Your assignment >> Using the data below, copy each line that includes the word "anime".

Record set >>

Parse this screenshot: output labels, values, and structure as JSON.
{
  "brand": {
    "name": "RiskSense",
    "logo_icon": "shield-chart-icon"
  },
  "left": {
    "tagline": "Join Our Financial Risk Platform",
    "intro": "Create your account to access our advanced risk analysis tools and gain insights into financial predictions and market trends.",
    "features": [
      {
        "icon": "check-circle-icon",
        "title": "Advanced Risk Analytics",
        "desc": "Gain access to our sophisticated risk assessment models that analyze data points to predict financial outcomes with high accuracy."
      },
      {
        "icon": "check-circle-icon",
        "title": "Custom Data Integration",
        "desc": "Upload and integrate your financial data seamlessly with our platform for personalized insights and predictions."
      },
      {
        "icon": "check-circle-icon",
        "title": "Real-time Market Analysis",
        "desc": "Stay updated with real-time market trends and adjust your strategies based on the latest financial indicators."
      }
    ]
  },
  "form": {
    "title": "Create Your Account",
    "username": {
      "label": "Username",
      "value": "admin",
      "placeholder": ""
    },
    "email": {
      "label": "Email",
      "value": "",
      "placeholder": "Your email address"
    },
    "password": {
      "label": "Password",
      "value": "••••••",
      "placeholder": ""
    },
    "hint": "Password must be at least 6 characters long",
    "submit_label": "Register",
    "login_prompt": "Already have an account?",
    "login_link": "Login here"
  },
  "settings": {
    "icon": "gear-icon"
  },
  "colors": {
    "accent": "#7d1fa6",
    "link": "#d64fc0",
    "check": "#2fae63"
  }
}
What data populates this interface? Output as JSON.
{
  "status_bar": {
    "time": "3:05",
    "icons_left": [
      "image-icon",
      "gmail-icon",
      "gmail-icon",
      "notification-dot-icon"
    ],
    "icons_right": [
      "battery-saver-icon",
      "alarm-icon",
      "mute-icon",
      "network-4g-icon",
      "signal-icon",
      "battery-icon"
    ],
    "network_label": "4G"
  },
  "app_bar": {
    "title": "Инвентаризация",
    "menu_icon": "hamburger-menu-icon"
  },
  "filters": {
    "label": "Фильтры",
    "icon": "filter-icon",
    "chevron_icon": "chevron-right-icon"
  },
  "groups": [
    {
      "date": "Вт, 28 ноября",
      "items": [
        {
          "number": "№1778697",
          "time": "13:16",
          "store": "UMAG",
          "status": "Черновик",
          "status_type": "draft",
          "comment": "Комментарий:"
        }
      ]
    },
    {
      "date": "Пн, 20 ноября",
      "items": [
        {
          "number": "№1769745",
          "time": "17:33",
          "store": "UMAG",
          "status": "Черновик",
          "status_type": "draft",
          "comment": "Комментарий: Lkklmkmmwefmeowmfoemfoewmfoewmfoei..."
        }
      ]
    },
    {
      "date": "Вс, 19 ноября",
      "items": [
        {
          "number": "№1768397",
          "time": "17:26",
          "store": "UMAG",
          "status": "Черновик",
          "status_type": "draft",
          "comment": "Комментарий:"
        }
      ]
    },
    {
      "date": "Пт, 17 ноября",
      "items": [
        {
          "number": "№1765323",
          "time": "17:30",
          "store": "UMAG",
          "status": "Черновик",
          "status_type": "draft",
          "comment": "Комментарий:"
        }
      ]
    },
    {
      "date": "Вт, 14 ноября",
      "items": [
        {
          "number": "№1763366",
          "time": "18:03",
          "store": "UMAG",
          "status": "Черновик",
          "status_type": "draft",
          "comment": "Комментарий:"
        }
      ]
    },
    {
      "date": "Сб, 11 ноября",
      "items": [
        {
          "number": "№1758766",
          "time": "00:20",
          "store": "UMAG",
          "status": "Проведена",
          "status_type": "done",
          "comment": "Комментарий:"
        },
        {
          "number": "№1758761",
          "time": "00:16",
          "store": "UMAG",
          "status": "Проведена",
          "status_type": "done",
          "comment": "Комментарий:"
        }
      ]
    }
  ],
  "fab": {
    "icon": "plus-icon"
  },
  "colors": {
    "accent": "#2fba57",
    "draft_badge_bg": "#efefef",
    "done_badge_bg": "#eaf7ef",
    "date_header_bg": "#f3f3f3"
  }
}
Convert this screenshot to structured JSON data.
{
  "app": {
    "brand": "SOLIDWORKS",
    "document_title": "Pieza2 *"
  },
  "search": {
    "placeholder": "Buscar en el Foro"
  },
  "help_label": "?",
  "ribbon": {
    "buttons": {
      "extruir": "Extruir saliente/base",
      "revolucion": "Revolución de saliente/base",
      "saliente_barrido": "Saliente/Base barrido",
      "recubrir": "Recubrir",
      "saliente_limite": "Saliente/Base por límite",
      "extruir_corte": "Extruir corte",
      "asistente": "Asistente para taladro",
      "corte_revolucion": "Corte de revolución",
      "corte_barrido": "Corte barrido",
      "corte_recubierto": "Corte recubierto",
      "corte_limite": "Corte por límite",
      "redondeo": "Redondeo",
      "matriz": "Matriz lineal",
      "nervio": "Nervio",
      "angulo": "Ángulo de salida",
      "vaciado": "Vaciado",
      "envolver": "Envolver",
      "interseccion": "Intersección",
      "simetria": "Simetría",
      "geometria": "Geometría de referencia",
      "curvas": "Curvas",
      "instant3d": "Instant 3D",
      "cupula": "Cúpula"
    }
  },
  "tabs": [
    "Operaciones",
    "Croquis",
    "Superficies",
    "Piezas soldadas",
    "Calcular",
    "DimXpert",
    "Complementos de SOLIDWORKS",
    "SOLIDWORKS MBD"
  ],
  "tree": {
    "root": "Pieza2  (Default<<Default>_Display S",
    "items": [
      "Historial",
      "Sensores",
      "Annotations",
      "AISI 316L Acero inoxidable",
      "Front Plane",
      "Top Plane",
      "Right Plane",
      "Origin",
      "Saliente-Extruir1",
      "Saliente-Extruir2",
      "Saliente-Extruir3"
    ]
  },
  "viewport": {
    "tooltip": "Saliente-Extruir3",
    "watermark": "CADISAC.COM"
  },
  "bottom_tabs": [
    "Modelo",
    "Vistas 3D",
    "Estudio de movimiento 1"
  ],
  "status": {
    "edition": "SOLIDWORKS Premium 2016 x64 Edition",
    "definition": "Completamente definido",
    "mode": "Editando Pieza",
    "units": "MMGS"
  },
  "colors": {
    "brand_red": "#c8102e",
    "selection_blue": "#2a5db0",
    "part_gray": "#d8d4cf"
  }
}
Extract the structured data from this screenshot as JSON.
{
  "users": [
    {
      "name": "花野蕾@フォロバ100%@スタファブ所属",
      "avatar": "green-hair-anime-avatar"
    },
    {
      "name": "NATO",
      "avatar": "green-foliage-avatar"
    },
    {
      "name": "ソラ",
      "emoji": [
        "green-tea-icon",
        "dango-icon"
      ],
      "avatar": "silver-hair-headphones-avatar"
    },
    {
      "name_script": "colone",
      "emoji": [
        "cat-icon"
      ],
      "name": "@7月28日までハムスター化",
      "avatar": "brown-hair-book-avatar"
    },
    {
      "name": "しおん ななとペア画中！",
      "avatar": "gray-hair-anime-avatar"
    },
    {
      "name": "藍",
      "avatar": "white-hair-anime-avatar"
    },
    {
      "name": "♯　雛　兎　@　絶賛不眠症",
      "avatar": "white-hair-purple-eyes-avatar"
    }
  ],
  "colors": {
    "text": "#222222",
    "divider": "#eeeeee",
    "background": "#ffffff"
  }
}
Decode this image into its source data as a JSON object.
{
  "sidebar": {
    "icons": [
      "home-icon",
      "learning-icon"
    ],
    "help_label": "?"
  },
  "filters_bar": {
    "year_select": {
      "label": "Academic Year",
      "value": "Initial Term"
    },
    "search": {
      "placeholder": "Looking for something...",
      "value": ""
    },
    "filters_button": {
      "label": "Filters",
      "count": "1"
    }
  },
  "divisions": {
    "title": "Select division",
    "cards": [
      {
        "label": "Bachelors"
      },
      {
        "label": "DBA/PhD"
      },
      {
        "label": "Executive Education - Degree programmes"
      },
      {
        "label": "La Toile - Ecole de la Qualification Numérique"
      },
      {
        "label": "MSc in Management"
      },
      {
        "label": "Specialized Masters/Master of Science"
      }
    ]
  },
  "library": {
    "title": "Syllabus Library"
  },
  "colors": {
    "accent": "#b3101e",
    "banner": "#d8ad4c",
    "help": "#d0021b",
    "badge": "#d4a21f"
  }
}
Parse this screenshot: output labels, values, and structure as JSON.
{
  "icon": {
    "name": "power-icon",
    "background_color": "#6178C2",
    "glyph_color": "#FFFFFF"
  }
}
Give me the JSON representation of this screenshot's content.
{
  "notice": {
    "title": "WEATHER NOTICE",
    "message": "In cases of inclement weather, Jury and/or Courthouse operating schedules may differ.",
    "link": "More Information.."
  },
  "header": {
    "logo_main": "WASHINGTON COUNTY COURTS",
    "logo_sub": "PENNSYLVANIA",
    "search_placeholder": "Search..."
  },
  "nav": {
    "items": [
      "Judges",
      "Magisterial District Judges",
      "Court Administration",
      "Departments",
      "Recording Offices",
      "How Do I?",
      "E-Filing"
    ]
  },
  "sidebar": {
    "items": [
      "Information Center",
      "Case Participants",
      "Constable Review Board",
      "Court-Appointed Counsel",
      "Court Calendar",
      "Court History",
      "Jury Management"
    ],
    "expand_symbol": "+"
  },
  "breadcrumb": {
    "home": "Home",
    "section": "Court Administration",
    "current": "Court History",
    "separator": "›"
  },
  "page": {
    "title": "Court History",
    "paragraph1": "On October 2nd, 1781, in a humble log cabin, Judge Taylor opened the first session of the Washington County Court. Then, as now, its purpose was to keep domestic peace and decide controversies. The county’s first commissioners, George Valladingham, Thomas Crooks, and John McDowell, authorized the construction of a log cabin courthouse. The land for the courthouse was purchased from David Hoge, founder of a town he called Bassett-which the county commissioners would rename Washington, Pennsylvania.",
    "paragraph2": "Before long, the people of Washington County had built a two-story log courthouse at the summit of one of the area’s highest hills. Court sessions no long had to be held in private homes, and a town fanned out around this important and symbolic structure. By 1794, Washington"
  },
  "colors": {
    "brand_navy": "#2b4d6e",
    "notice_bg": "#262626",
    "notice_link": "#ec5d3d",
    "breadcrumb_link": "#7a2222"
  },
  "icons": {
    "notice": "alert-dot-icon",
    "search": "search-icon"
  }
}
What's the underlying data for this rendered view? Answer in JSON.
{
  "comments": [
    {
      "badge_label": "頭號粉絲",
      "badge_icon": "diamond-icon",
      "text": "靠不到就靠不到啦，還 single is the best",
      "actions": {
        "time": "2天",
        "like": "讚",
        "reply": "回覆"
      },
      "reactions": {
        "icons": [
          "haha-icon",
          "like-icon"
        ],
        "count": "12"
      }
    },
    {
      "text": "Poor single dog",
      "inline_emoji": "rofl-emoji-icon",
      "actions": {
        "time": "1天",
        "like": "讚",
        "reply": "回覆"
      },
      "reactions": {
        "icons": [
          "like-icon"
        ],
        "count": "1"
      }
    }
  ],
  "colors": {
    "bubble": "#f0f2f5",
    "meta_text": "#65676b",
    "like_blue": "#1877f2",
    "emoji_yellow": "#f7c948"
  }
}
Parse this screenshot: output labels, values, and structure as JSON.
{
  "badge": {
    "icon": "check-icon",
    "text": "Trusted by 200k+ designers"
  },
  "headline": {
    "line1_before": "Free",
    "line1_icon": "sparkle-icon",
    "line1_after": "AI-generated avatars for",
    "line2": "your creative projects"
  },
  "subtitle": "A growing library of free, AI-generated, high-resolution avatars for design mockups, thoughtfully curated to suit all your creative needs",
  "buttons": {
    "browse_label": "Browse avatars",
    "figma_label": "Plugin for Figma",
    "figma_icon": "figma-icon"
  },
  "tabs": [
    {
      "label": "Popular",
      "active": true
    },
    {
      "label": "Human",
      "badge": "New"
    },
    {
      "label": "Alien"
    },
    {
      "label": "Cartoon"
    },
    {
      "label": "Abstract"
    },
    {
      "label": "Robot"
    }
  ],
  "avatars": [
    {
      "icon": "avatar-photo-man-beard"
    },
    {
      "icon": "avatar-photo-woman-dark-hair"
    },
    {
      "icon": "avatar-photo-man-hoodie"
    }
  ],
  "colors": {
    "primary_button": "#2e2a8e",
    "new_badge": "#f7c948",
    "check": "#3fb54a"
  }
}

Response to this exercise >>
      "avatar": "green-hair-anime-avatar"
      "avatar": "gray-hair-anime-avatar"
      "avatar": "white-hair-anime-avatar"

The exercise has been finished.